#### [Instructions to follow]
Search the entries for the word "Bullet" and return every line where it is found.

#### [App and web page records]

════════════════

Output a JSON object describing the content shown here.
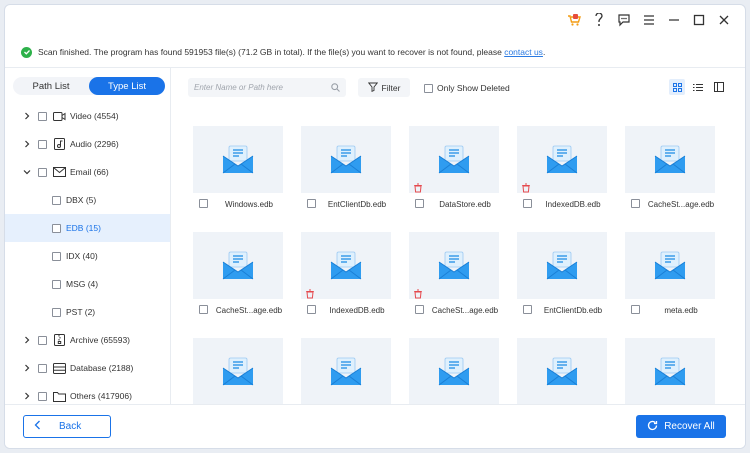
{
  "notice": {
    "text": "Scan finished. The program has found 591953 file(s) (71.2 GB in total). If the file(s) you want to recover is not found, please ",
    "link": "contact us",
    "end": "."
  },
  "tabs": {
    "path_list": "Path List",
    "type_list": "Type List",
    "active": "type_list"
  },
  "tree": {
    "video": "Video (4554)",
    "audio": "Audio (2296)",
    "email": "Email (66)",
    "dbx": "DBX (5)",
    "edb": "EDB (15)",
    "idx": "IDX (40)",
    "msg": "MSG (4)",
    "pst": "PST (2)",
    "archive": "Archive (65593)",
    "database": "Database (2188)",
    "others": "Others (417906)"
  },
  "toolbar": {
    "search_placeholder": "Enter Name or Path here",
    "filter": "Filter",
    "only_deleted": "Only Show Deleted"
  },
  "files": [
    {
      "name": "Windows.edb",
      "deleted": false
    },
    {
      "name": "EntClientDb.edb",
      "deleted": false
    },
    {
      "name": "DataStore.edb",
      "deleted": true
    },
    {
      "name": "IndexedDB.edb",
      "deleted": true
    },
    {
      "name": "CacheSt...age.edb",
      "deleted": false
    },
    {
      "name": "CacheSt...age.edb",
      "deleted": false
    },
    {
      "name": "IndexedDB.edb",
      "deleted": true
    },
    {
      "name": "CacheSt...age.edb",
      "deleted": true
    },
    {
      "name": "EntClientDb.edb",
      "deleted": false
    },
    {
      "name": "meta.edb",
      "deleted": false
    },
    {
      "name": "",
      "deleted": false
    },
    {
      "name": "",
      "deleted": false
    },
    {
      "name": "",
      "deleted": false
    },
    {
      "name": "",
      "deleted": false
    },
    {
      "name": "",
      "deleted": false
    }
  ],
  "footer": {
    "back": "Back",
    "recover_all": "Recover All"
  },
  "colors": {
    "accent": "#1a73e8",
    "success": "#2db14a",
    "deleted": "#e5484d",
    "card_bg": "#eff3f8"
  },
  "icons": [
    "cart-icon",
    "user-icon",
    "feedback-icon",
    "menu-icon",
    "minimize-icon",
    "maximize-icon",
    "close-icon",
    "email-file-icon",
    "trash-icon",
    "search-icon",
    "filter-icon",
    "grid-view-icon",
    "list-view-icon",
    "detail-view-icon",
    "recover-icon",
    "back-arrow-icon"
  ]
}
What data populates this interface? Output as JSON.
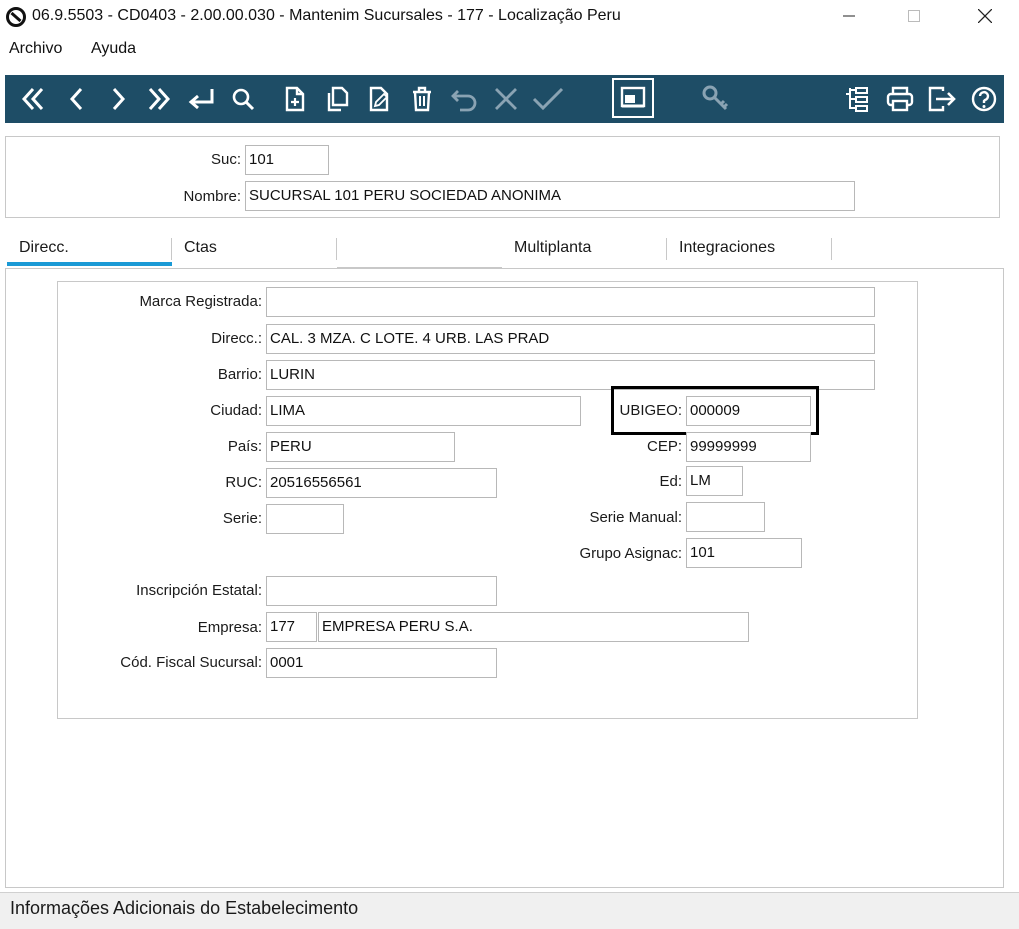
{
  "window": {
    "title": "06.9.5503 - CD0403 - 2.00.00.030 - Mantenim Sucursales - 177 - Localização Peru"
  },
  "menu": {
    "archivo": "Archivo",
    "ayuda": "Ayuda"
  },
  "toolbar": {
    "background": "#1e4d66",
    "icons": [
      "first-icon",
      "prev-icon",
      "next-icon",
      "last-icon",
      "goto-icon",
      "search-icon",
      "new-icon",
      "copy-icon",
      "edit-icon",
      "delete-icon",
      "undo-icon",
      "cancel-icon",
      "confirm-icon",
      "screen-icon",
      "key-icon",
      "tree-icon",
      "print-icon",
      "exit-icon",
      "help-icon"
    ]
  },
  "header": {
    "suc_label": "Suc:",
    "suc_value": "101",
    "nombre_label": "Nombre:",
    "nombre_value": "SUCURSAL 101 PERU SOCIEDAD ANONIMA"
  },
  "tabs": {
    "direcc": "Direcc.",
    "ctas": "Ctas",
    "multiplanta": "Multiplanta",
    "integraciones": "Integraciones",
    "active": "direcc",
    "active_color": "#1a9ad6"
  },
  "form": {
    "marca_label": "Marca Registrada:",
    "marca_value": "",
    "direcc_label": "Direcc.:",
    "direcc_value": "CAL. 3 MZA. C LOTE. 4 URB. LAS PRAD",
    "barrio_label": "Barrio:",
    "barrio_value": "LURIN",
    "ciudad_label": "Ciudad:",
    "ciudad_value": "LIMA",
    "ubigeo_label": "UBIGEO:",
    "ubigeo_value": "000009",
    "pais_label": "País:",
    "pais_value": "PERU",
    "cep_label": "CEP:",
    "cep_value": "99999999",
    "ruc_label": "RUC:",
    "ruc_value": "20516556561",
    "ed_label": "Ed:",
    "ed_value": "LM",
    "serie_label": "Serie:",
    "serie_value": "",
    "serie_manual_label": "Serie Manual:",
    "serie_manual_value": "",
    "grupo_label": "Grupo Asignac:",
    "grupo_value": "101",
    "inscripcion_label": "Inscripción Estatal:",
    "inscripcion_value": "",
    "empresa_label": "Empresa:",
    "empresa_code": "177",
    "empresa_name": "EMPRESA PERU S.A.",
    "cod_fiscal_label": "Cód. Fiscal Sucursal:",
    "cod_fiscal_value": "0001"
  },
  "status": {
    "text": "Informações Adicionais do Estabelecimento"
  }
}
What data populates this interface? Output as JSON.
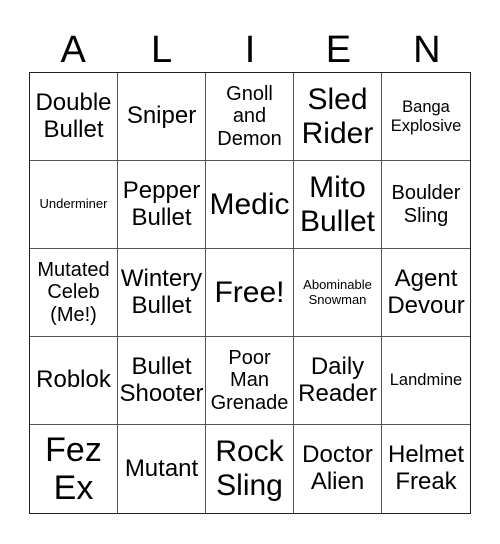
{
  "card": {
    "header_letters": [
      "A",
      "L",
      "I",
      "E",
      "N"
    ],
    "rows": [
      [
        {
          "text": "Double Bullet",
          "size": "xl"
        },
        {
          "text": "Sniper",
          "size": "xl"
        },
        {
          "text": "Gnoll and Demon",
          "size": "lg"
        },
        {
          "text": "Sled Rider",
          "size": "xxl"
        },
        {
          "text": "Banga Explosive",
          "size": "md"
        }
      ],
      [
        {
          "text": "Underminer",
          "size": "sm"
        },
        {
          "text": "Pepper Bullet",
          "size": "xl"
        },
        {
          "text": "Medic",
          "size": "xxl"
        },
        {
          "text": "Mito Bullet",
          "size": "xxl"
        },
        {
          "text": "Boulder Sling",
          "size": "lg"
        }
      ],
      [
        {
          "text": "Mutated Celeb (Me!)",
          "size": "lg"
        },
        {
          "text": "Wintery Bullet",
          "size": "xl"
        },
        {
          "text": "Free!",
          "size": "xxl"
        },
        {
          "text": "Abominable Snowman",
          "size": "sm"
        },
        {
          "text": "Agent Devour",
          "size": "xl"
        }
      ],
      [
        {
          "text": "Roblok",
          "size": "xl"
        },
        {
          "text": "Bullet Shooter",
          "size": "xl"
        },
        {
          "text": "Poor Man Grenade",
          "size": "lg"
        },
        {
          "text": "Daily Reader",
          "size": "xl"
        },
        {
          "text": "Landmine",
          "size": "md"
        }
      ],
      [
        {
          "text": "Fez Ex",
          "size": "xxxl"
        },
        {
          "text": "Mutant",
          "size": "xl"
        },
        {
          "text": "Rock Sling",
          "size": "xxl"
        },
        {
          "text": "Doctor Alien",
          "size": "xl"
        },
        {
          "text": "Helmet Freak",
          "size": "xl"
        }
      ]
    ]
  }
}
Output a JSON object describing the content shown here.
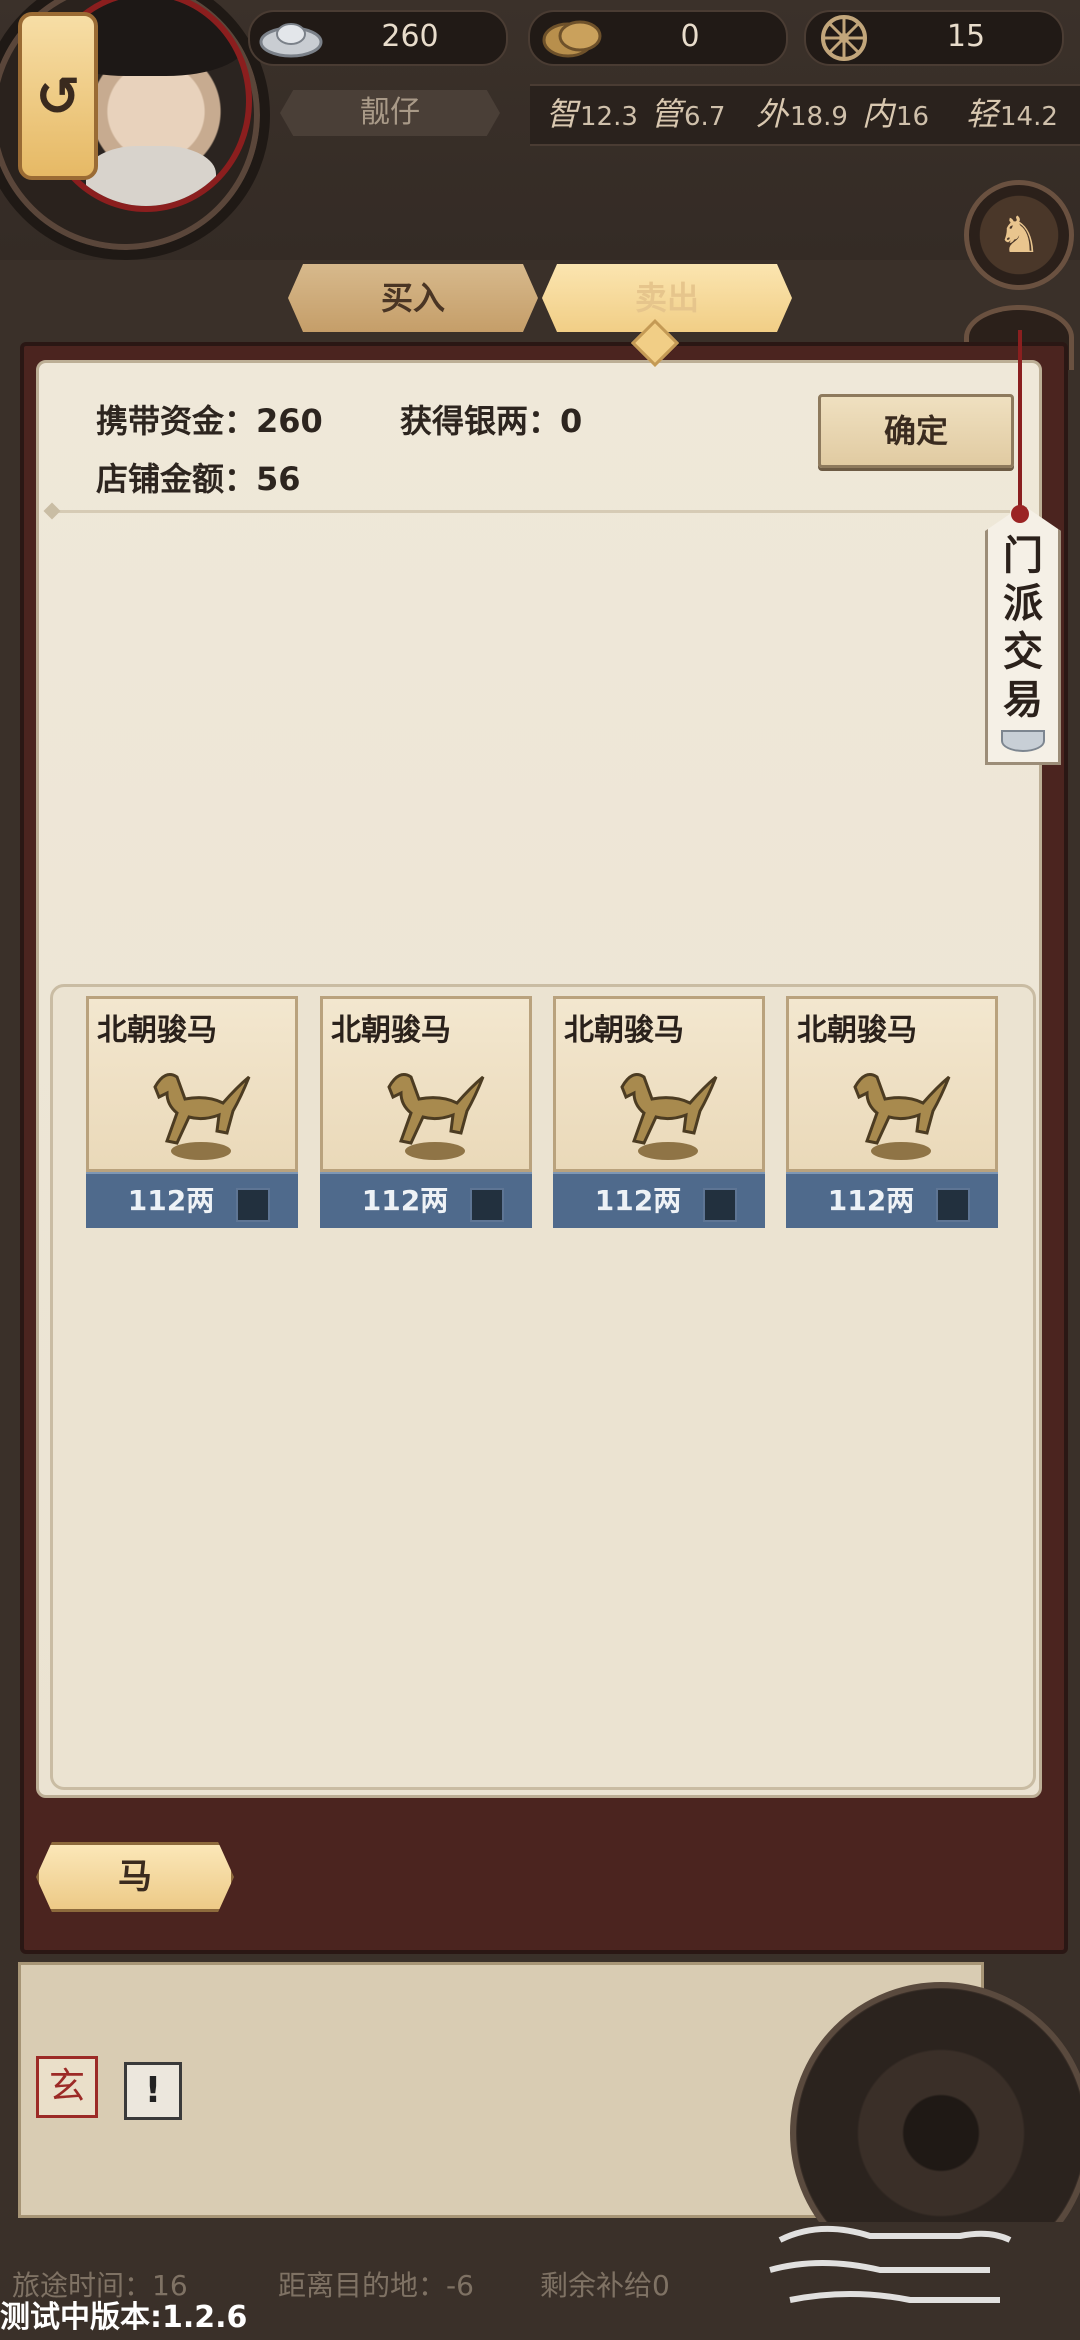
{
  "hud": {
    "back_icon": "undo-arrow-icon",
    "back_glyph": "↺",
    "silver_value": "260",
    "coin_value": "0",
    "wheel_value": "15",
    "player_name": "靓仔",
    "stats": [
      {
        "key": "智",
        "value": "12.3"
      },
      {
        "key": "管",
        "value": "6.7"
      },
      {
        "key": "外",
        "value": "18.9"
      },
      {
        "key": "内",
        "value": "16"
      },
      {
        "key": "轻",
        "value": "14.2"
      }
    ],
    "horse_medal_glyph": "♞"
  },
  "tabs": {
    "buy": "买入",
    "sell": "卖出",
    "active": "sell"
  },
  "panel": {
    "carry_funds_label": "携带资金：260",
    "silver_gain_label": "获得银两：0",
    "shop_amount_label": "店铺金额：56",
    "confirm_label": "确定",
    "side_tag_chars": [
      "门",
      "派",
      "交",
      "易"
    ]
  },
  "items": [
    {
      "name": "北朝骏马",
      "price": "112两",
      "checked": false,
      "icon": "bronze-horse-icon"
    },
    {
      "name": "北朝骏马",
      "price": "112两",
      "checked": false,
      "icon": "bronze-horse-icon"
    },
    {
      "name": "北朝骏马",
      "price": "112两",
      "checked": false,
      "icon": "bronze-horse-icon"
    },
    {
      "name": "北朝骏马",
      "price": "112两",
      "checked": false,
      "icon": "bronze-horse-icon"
    }
  ],
  "category_button": "马",
  "bottom": {
    "seal_glyph": "玄",
    "warn_glyph": "!",
    "travel_time": "旅途时间：16",
    "distance": "距离目的地：-6",
    "supplies": "剩余补给0",
    "version": "测试中版本:1.2.6"
  },
  "colors": {
    "panel_border": "#4b241f",
    "paper": "#efe8d9",
    "card_footer": "#4f6a8c",
    "tab_active": "#f1ce86",
    "tab_inactive": "#c59e69"
  }
}
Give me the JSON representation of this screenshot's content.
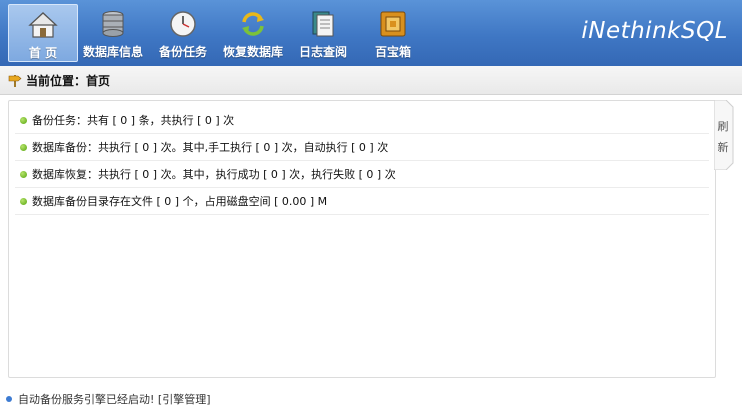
{
  "app": {
    "brand": "iNethinkSQL"
  },
  "nav": {
    "items": [
      {
        "label": "首 页",
        "icon": "home-icon",
        "active": true
      },
      {
        "label": "数据库信息",
        "icon": "database-icon",
        "active": false
      },
      {
        "label": "备份任务",
        "icon": "clock-icon",
        "active": false
      },
      {
        "label": "恢复数据库",
        "icon": "refresh-icon",
        "active": false
      },
      {
        "label": "日志查阅",
        "icon": "log-icon",
        "active": false
      },
      {
        "label": "百宝箱",
        "icon": "toolbox-icon",
        "active": false
      }
    ]
  },
  "breadcrumb": {
    "text": "当前位置：首页"
  },
  "stats": {
    "rows": [
      "备份任务：共有 [ 0 ] 条，共执行 [ 0 ] 次",
      "数据库备份：共执行 [ 0 ] 次。其中,手工执行 [ 0 ] 次，自动执行 [ 0 ] 次",
      "数据库恢复：共执行 [ 0 ] 次。其中，执行成功 [ 0 ] 次，执行失败 [ 0 ] 次",
      "数据库备份目录存在文件 [ 0 ] 个，占用磁盘空间 [ 0.00 ] M"
    ]
  },
  "refresh": {
    "label": "刷新"
  },
  "footer": {
    "text": "自动备份服务引擎已经启动! [引擎管理]"
  },
  "colors": {
    "accent": "#3f77c4",
    "dot": "#56a50f"
  }
}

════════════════

#### [Output]
          "text": "Double Bullet",
          "text": "Pepper Bullet",
          "text": "Mito Bullet",
          "text": "Wintery Bullet",
          "text": "Bullet Shooter",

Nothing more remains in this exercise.